-- Many people still owe more than their homes are worth. If they sold now, they would have to come up with extra cash to pay off their loan. Although prices have rebounded from their lows, 23.3 percent of homes with a mortgage in San Francisco, San Mateo and Marin counties were still underwater in the fourth quarter of 2012, according to Zillow.
-- Even if they are not underwater, many owners won't sell for less than they paid. If they bought near the peak, it may take a while before they are ready to budge.
The median price paid for a new or resale home or condo in the nine-county Bay Area was $415,000 in January. That's less than halfway between its low of $290,000 in March 2009 and its high of $665,000 set in June/July 2007, according to DataQuick.
-- Many people, even if their homes are worth more than they paid, won't sell because they are afraid they won't be able to buy another house. "It becomes a game of musical chairs; they are afraid to get out because they can't get back in," Humphries says. This becomes "a self-reinforcing cycle" that keeps homes off the market.
-- The housing bust put new construction on hold.

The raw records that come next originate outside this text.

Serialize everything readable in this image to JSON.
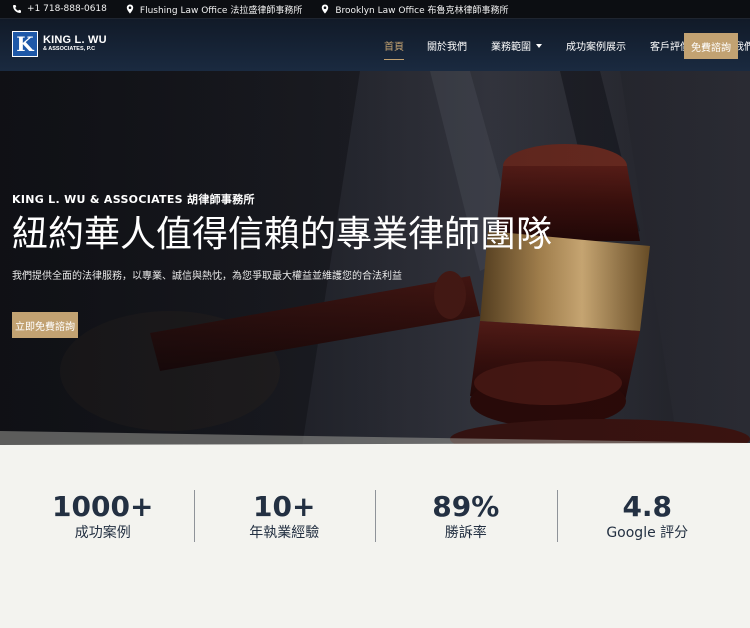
{
  "topbar": {
    "phone": "+1 718-888-0618",
    "flushing": "Flushing Law Office 法拉盛律師事務所",
    "brooklyn": "Brooklyn Law Office 布魯克林律師事務所"
  },
  "logo": {
    "mark": "K",
    "line1": "KING L. WU",
    "line2": "& ASSOCIATES, P.C"
  },
  "nav": {
    "items": [
      {
        "label": "首頁"
      },
      {
        "label": "關於我們"
      },
      {
        "label": "業務範圍"
      },
      {
        "label": "成功案例展示"
      },
      {
        "label": "客戶評價"
      },
      {
        "label": "聯絡我們"
      }
    ],
    "cta": "免費諮詢"
  },
  "hero": {
    "eyebrow": "KING L. WU & ASSOCIATES 胡律師事務所",
    "title": "紐約華人值得信賴的專業律師團隊",
    "subtitle": "我們提供全面的法律服務，以專業、誠信與熱忱，為您爭取最大權益並維護您的合法利益",
    "cta": "立即免費諮詢"
  },
  "stats": [
    {
      "value": "1000+",
      "label": "成功案例"
    },
    {
      "value": "10+",
      "label": "年執業經驗"
    },
    {
      "value": "89%",
      "label": "勝訴率"
    },
    {
      "value": "4.8",
      "label": "Google 評分"
    }
  ],
  "colors": {
    "accent": "#c2a272",
    "navy": "#233042",
    "header_bg": "#14202f",
    "topbar_bg": "#0c0e12",
    "logo_blue": "#1e58a8"
  },
  "icons": {
    "phone": "phone-icon",
    "location": "map-marker-icon",
    "caret": "chevron-down-icon"
  }
}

The shortage comes at a time when demand is rising in the Bay Area, not just from regular buyers but from investors, second-home buyers and foreign buyers, especially from Asia.